Let it be a lesson to us all and a warning to all ministry organizations that by treating people in service to God as celebrities, we are not doing them a favor. They may soon begin to believe that they are exceptional and then "pride goes before destruction" (Proverbs 16:18). Soon they may claim they are entitled to certain benefits, and at times those benefits are incredibly sinful and abusive.
So how do we put an end to the celebrity culture in the church? How do we have accountability for those we entrust with influence, resources, power, and finances? Well, we first need to be willing to see what's so often right in front of us—patterns of behavior that have hints of what's to come.
Costi Hinn, in a Twitter thread, details this:
"I've been on both sides of "Christian celebrity" culture, and while it's easy to finger point at prosperity preachers, conservatives have diva pastors too. It seems less about camps and more about culture. When allowed to thrive, a celebrity culture always will.

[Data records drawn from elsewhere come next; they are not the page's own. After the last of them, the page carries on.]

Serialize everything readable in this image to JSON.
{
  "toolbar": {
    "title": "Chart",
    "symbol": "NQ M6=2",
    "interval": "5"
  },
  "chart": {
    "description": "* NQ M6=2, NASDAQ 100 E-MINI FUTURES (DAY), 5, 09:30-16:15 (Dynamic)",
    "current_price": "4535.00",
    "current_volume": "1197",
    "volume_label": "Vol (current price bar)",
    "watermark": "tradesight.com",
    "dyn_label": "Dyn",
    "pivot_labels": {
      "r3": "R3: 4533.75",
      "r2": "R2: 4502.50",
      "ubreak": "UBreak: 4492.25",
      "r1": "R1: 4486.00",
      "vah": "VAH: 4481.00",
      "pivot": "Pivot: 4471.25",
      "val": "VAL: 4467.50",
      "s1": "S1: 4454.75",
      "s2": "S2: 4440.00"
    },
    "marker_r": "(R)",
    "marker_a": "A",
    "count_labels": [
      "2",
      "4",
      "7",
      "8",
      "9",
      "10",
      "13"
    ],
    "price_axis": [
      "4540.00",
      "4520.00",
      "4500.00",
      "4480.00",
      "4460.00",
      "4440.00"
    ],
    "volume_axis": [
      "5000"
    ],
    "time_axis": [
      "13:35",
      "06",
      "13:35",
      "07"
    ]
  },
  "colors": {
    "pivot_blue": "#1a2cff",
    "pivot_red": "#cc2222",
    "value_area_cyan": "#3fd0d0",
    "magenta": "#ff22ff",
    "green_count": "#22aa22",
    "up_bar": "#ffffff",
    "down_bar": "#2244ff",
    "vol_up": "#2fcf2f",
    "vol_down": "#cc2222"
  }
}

Leaders & people nurture it (celebrity culture) when we:
1. Cut others down to elevate "our guy"
2. Let leaders act like kings and treat people like peasants
3. Channel resources, people, praise, and special treatment to one leader above the rest
4. Surround a leader with "yes" men
5. Treat the gifts in the body as secondary to senior leaders
6. Covertly punish people for asking accountability questions
7. Reduce financial reporting
8. Let people fuel our own ego with false flattery while remaining silent
9. Use others in ministry, then take the credit
10. Use money to manipulate people
11. Declare our church the "best church"
12. Declare our leader the "best leader"
13. Treat staff like second-class citizens
14. Silence critics with threats
15. Believe we are irreplaceable
16. Undercut anyone we view as a "competitor."
The church needs to be a place of integrity and honesty. The church needs to be a place where broken people find healing and restoration.
When we turn a blind eye to abuse in the church, we enable abusers to continue the abuse. We are abdicating our responsibility to protect those who are vulnerable. To ignore and not take responsibility is a great evil. We are to do justice, love kindness, and walk humbly before our God.
Pray for all the victims affected by this tragedy.